I don't know how it is in other homes, but for us, meals can be a source of stress. Thinking about what to eat can be exhausting! We find it so much easier since we have a basic outline of what we will have. There is nothing special or fancy about it: Monday - pasta of some sort, Tuesday- rice of some sort, Wednesday- some sort of curry or thing in the slow cooker, Thursday- some sort of jacket potato, Friday- pizza, Saturday- something convenient that we can pop in the oven, Sunday - some sort of caserole slow cooker. This outline helps us to have something already in mind and for those weeks when we are in survival mode they can be really basic, but for the weeks when we are firing on all cylinders and feeling creative we can make them more complex.
Be mindful about what you let in.

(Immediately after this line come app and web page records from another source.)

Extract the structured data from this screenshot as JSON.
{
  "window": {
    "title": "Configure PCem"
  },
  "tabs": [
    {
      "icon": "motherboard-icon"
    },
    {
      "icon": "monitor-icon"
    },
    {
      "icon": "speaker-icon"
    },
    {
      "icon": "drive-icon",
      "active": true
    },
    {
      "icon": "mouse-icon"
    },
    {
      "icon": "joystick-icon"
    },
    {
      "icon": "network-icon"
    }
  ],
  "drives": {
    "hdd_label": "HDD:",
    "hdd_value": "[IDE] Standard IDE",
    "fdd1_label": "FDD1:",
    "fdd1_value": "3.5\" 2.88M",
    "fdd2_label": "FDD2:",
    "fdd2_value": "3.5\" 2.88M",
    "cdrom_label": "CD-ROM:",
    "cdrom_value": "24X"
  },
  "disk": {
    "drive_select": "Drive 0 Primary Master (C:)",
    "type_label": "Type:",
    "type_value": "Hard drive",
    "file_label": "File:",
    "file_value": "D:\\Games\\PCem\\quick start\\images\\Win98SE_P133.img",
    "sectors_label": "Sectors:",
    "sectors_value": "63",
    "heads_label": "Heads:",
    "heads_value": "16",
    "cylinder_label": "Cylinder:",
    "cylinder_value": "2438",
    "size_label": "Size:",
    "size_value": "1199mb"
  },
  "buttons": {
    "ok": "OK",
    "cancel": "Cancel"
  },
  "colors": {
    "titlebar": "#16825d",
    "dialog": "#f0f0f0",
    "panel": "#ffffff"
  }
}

This one is about news and information, do you automatically hear every news report on the radio? Are you drawn in by 'click bait' articles on facebook or google? What effect do these things have on your mental health? Do they make you increase your to do list or list of worries?
This evening in my group, I talked about a way that we can control our worries and make pro-active choices about where we spend our energy.

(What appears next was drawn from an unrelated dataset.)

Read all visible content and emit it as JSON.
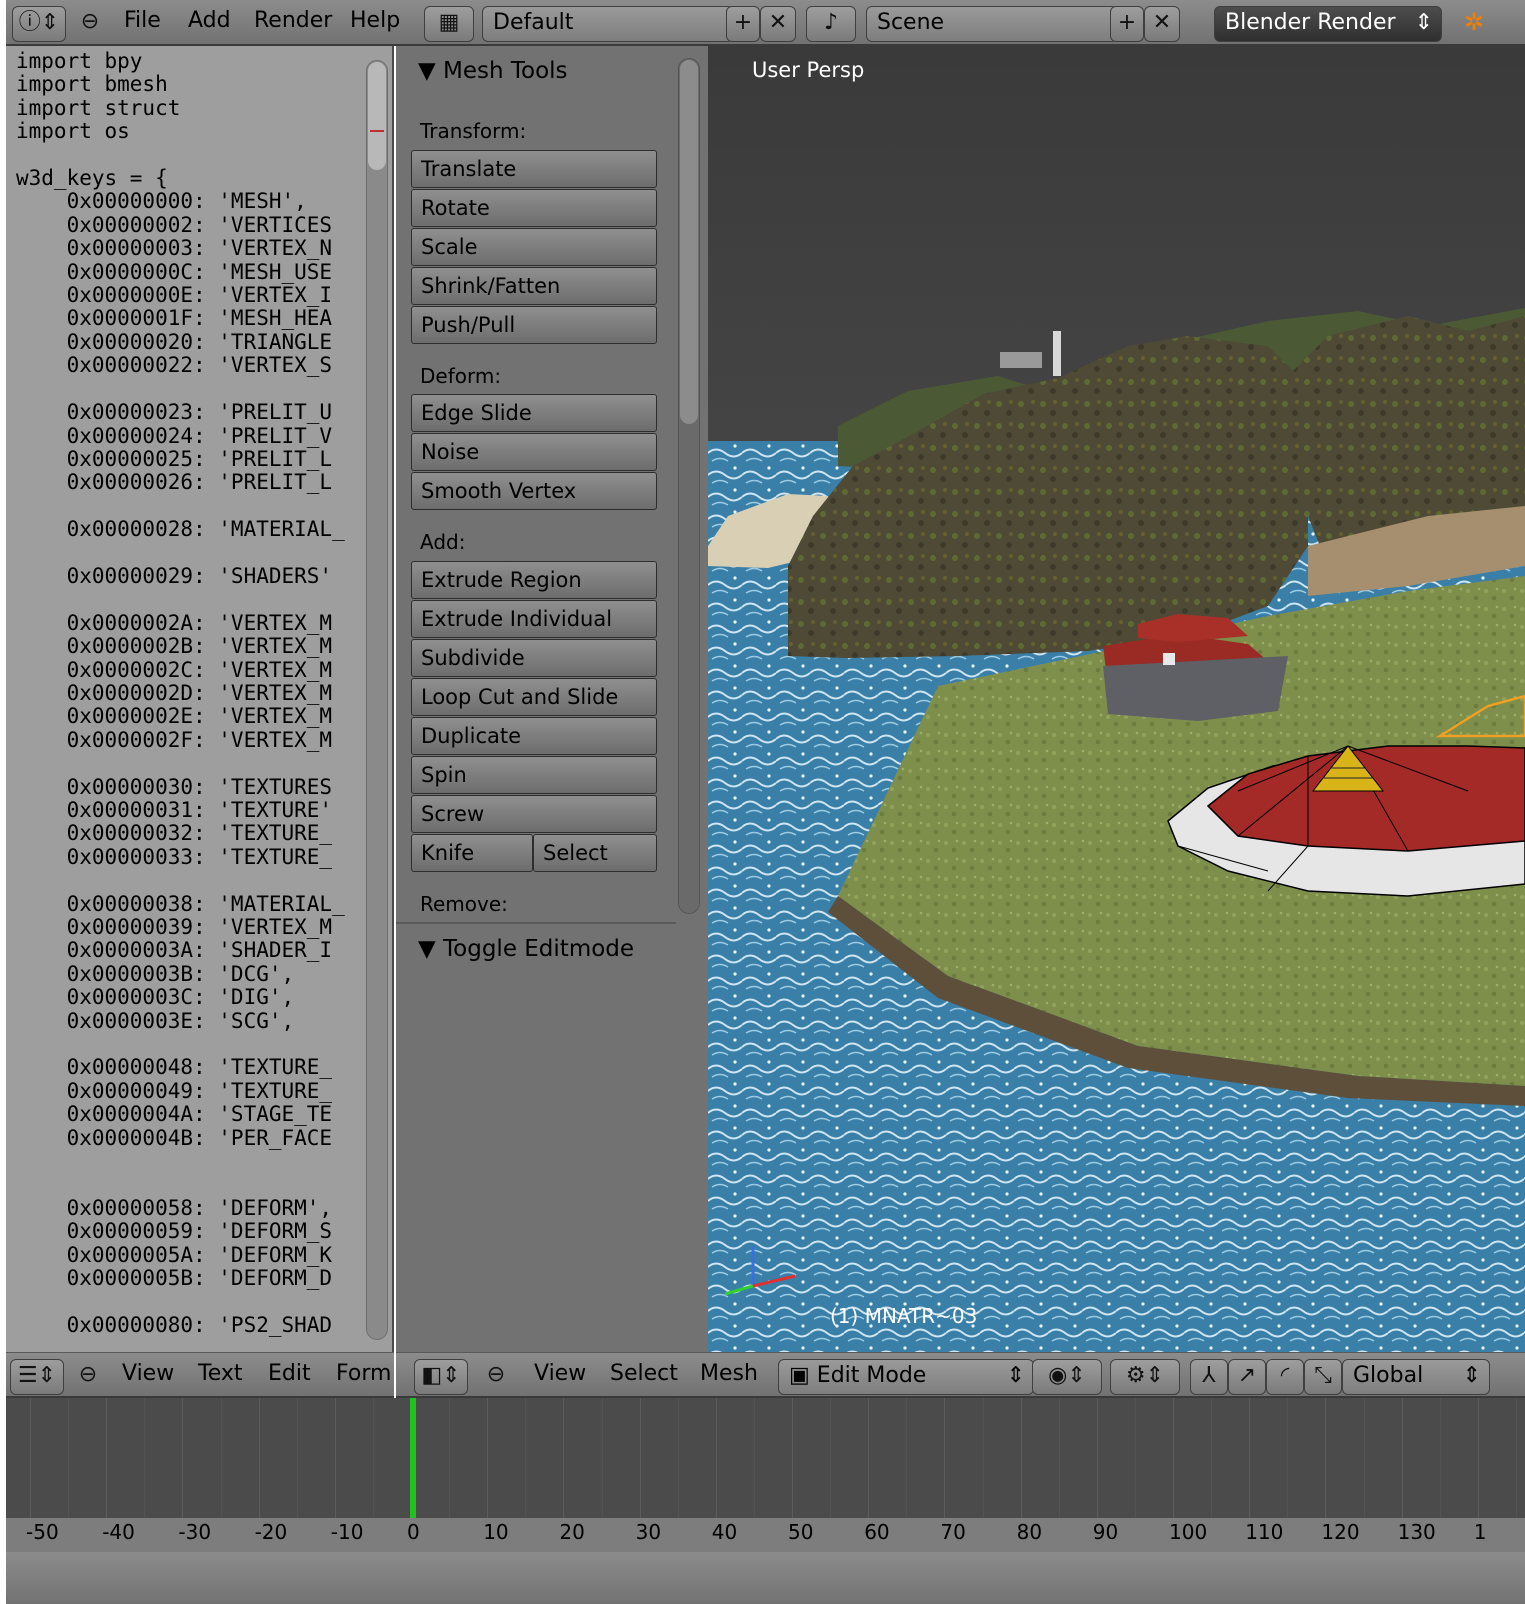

The idea of 'Circle of Concern' and 'Circle of Influence' is Stephen Covey's. It is a really useful way of thinking about what we spend our time thinking about.
The circle of concern are the things that we worry about but can't control. These may be things concerning other people, or our future. These things cause us stress.

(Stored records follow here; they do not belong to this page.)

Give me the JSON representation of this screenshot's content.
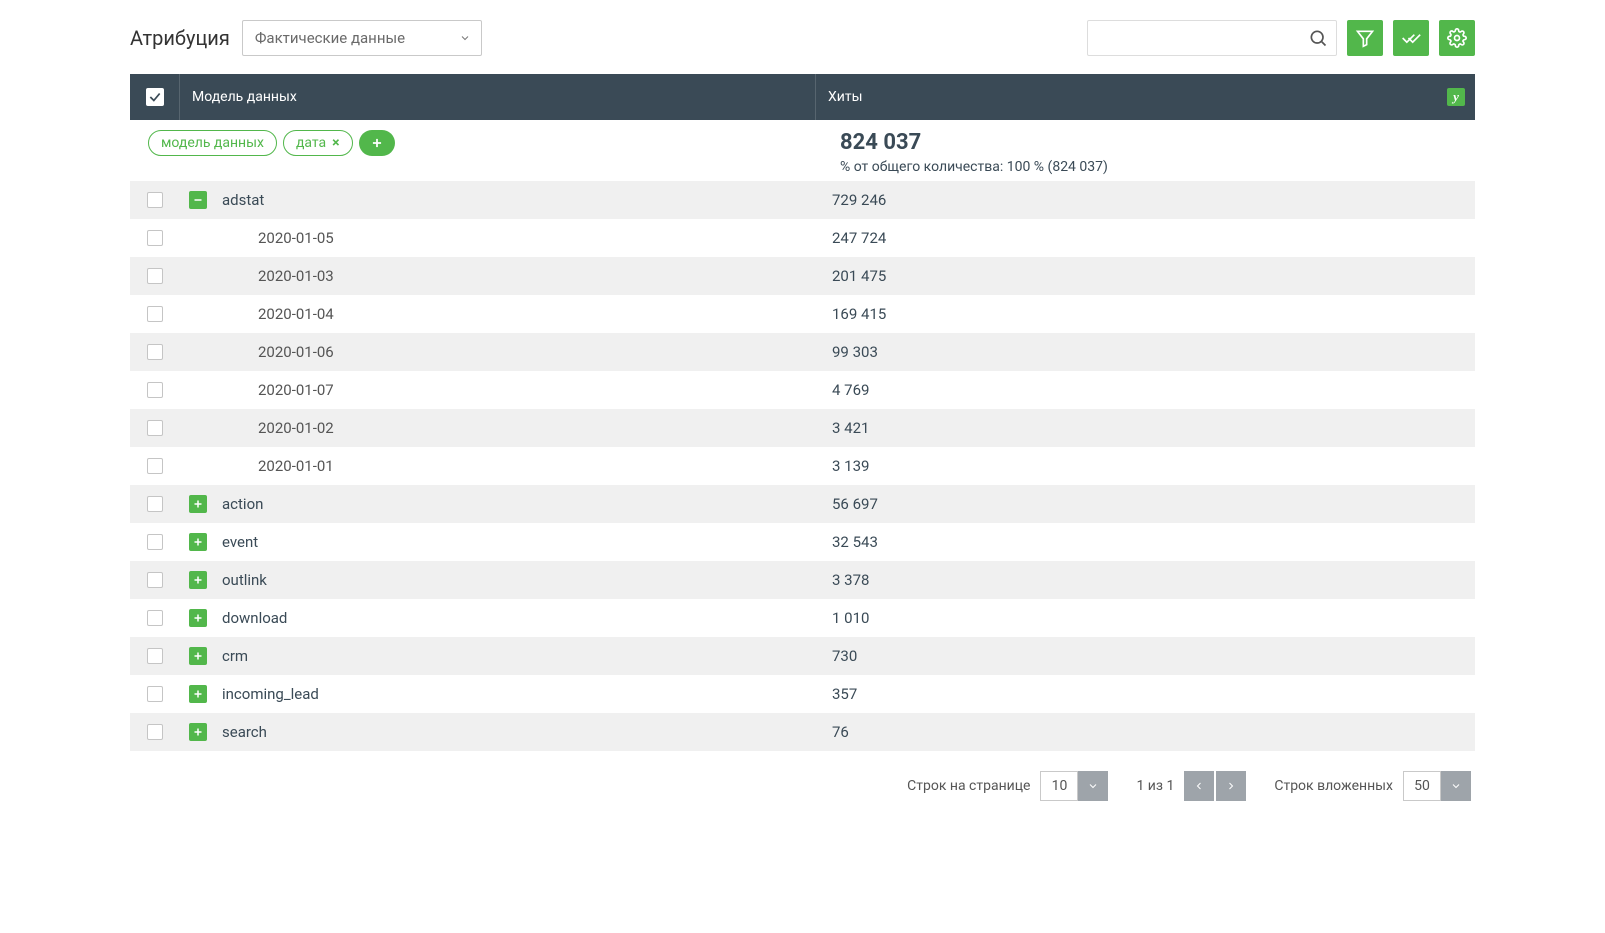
{
  "header": {
    "title": "Атрибуция",
    "data_select": "Фактические данные",
    "search_placeholder": ""
  },
  "columns": {
    "model": "Модель данных",
    "hits": "Хиты"
  },
  "chips": [
    {
      "label": "модель данных",
      "removable": false
    },
    {
      "label": "дата",
      "removable": true
    }
  ],
  "summary": {
    "total": "824 037",
    "subtitle": "% от общего количества: 100 % (824 037)"
  },
  "groups": [
    {
      "name": "adstat",
      "hits": "729 246",
      "expanded": true,
      "children": [
        {
          "date": "2020-01-05",
          "hits": "247 724"
        },
        {
          "date": "2020-01-03",
          "hits": "201 475"
        },
        {
          "date": "2020-01-04",
          "hits": "169 415"
        },
        {
          "date": "2020-01-06",
          "hits": "99 303"
        },
        {
          "date": "2020-01-07",
          "hits": "4 769"
        },
        {
          "date": "2020-01-02",
          "hits": "3 421"
        },
        {
          "date": "2020-01-01",
          "hits": "3 139"
        }
      ]
    },
    {
      "name": "action",
      "hits": "56 697",
      "expanded": false
    },
    {
      "name": "event",
      "hits": "32 543",
      "expanded": false
    },
    {
      "name": "outlink",
      "hits": "3 378",
      "expanded": false
    },
    {
      "name": "download",
      "hits": "1 010",
      "expanded": false
    },
    {
      "name": "crm",
      "hits": "730",
      "expanded": false
    },
    {
      "name": "incoming_lead",
      "hits": "357",
      "expanded": false
    },
    {
      "name": "search",
      "hits": "76",
      "expanded": false
    }
  ],
  "footer": {
    "rows_per_page_label": "Строк на странице",
    "rows_per_page_value": "10",
    "page_info": "1 из 1",
    "nested_rows_label": "Строк вложенных",
    "nested_rows_value": "50"
  }
}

The things that lie within the circle of influence are matters that bother us, but we can actually take action to improve. Here are some examples:
* Perhaps you worry about your child's reading, you can make a pledge to yourself and them to read with them everyday.
* Maybe you are unhappy about a work situation that involves you, this is something that you could map out some ideas to solve.
I believe that when we are aware of what things lie in our circle of influence and what things lie in the circle of concern, we are better equipped to know how to deal with them.
This evening in my group Well-Being at Home, I talked about out three needs.
This idea comes from McClelland's Human Motivation Theory. The needs described in the theory are; achievement, affiliation and power.
I think that this is really interesting to think about when we are looking at the emotions and behaviour of our children (and even ourselves).
Say, for example, an older child is trying to help a younger child to do something and the younger one hits them. At first glance it can seem like the younger child is being mean when the older one was trying to help. It is likely that the younger child was motivated by the need to achieve- they wanted to be independent and do it themselves!
Or maybe your child is shouting, being rough or giving some attitude after being at school or childcare- exploring deeper, it could be that they have a need for connection with you and don't know how to express this.
Maybe your child is very controlling around food or clothing, it may appear that they are being "fussy" it could also be because they are feeling out of control in other areas of life and are wanting to control the things that they can.
During these very uncertain times, we will all be struggling with these unmet needs: Lockdown rules will impact on how much connection we can have with loved ones, changes in rules make us feel out of control- we feel we have no power! We may also find it hard to achieve things that we want to because of the situation that we are in.
Now is a good time to reflect on our own needs and those of our children. What is behind the behaviour or feeling? Is it a need for power? Connection? Achievement? Can you meet that need in some way?
In my blog, I reflect honestly about my experiences of trying to enhance the well-being of my own children.